*Requirement*:
Among the records that follow, find each line holding the word "connexion" and copy it.

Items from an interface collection
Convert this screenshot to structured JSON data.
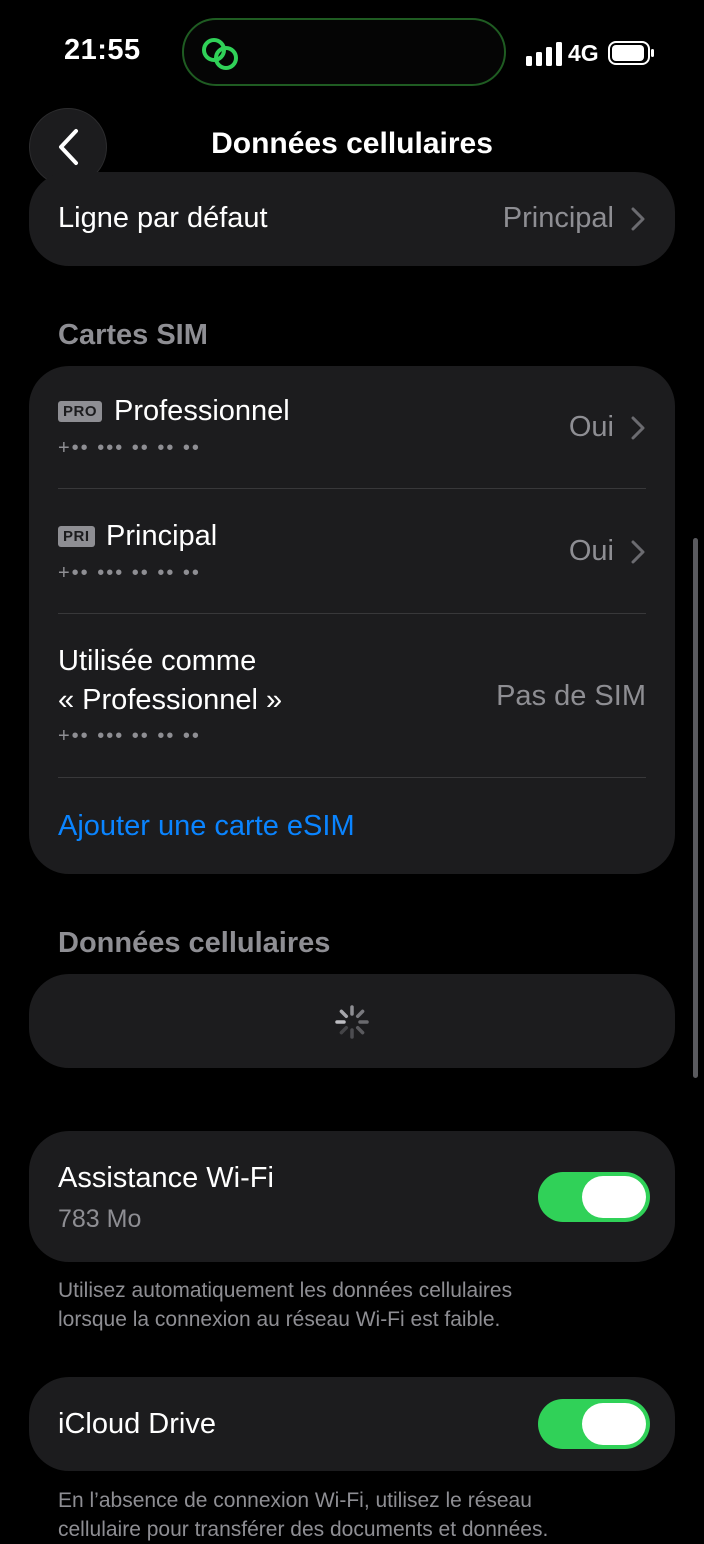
{
  "status_bar": {
    "time": "21:55",
    "network": "4G"
  },
  "nav": {
    "title": "Données cellulaires"
  },
  "default_line": {
    "label": "Ligne par défaut",
    "value": "Principal"
  },
  "sim_section": {
    "header": "Cartes SIM",
    "items": [
      {
        "badge": "PRO",
        "name": "Professionnel",
        "number": "+•• ••• •• •• ••",
        "value": "Oui"
      },
      {
        "badge": "PRI",
        "name": "Principal",
        "number": "+•• ••• •• •• ••",
        "value": "Oui"
      }
    ],
    "used_as": {
      "line1": "Utilisée comme",
      "line2": "« Professionnel »",
      "number": "+•• ••• •• •• ••",
      "value": "Pas de SIM"
    },
    "add_esim": "Ajouter une carte eSIM"
  },
  "data_section": {
    "header": "Données cellulaires"
  },
  "wifi_assist": {
    "label": "Assistance Wi-Fi",
    "usage": "783 Mo",
    "enabled": true,
    "footnote_line1": "Utilisez automatiquement les données cellulaires",
    "footnote_line2": "lorsque la connexion au réseau Wi-Fi est faible."
  },
  "icloud_drive": {
    "label": "iCloud Drive",
    "enabled": true,
    "footnote_line1": "En l’absence de connexion Wi-Fi, utilisez le réseau",
    "footnote_line2": "cellulaire pour transférer des documents et données."
  },
  "colors": {
    "accent_link": "#0a84ff",
    "toggle_on": "#30d158",
    "card_bg": "#1c1c1e",
    "secondary_text": "#8e8e93"
  }
}
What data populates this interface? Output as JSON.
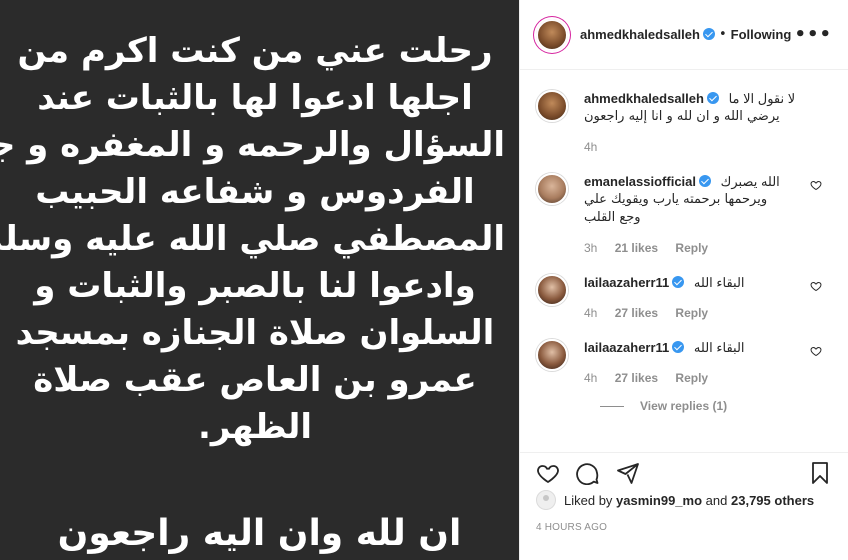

*Expected answer*:
    "footnote_line2": "lorsque la connexion au réseau Wi-Fi est faible."
    "footnote_line1": "En l’absence de connexion Wi-Fi, utilisez le réseau",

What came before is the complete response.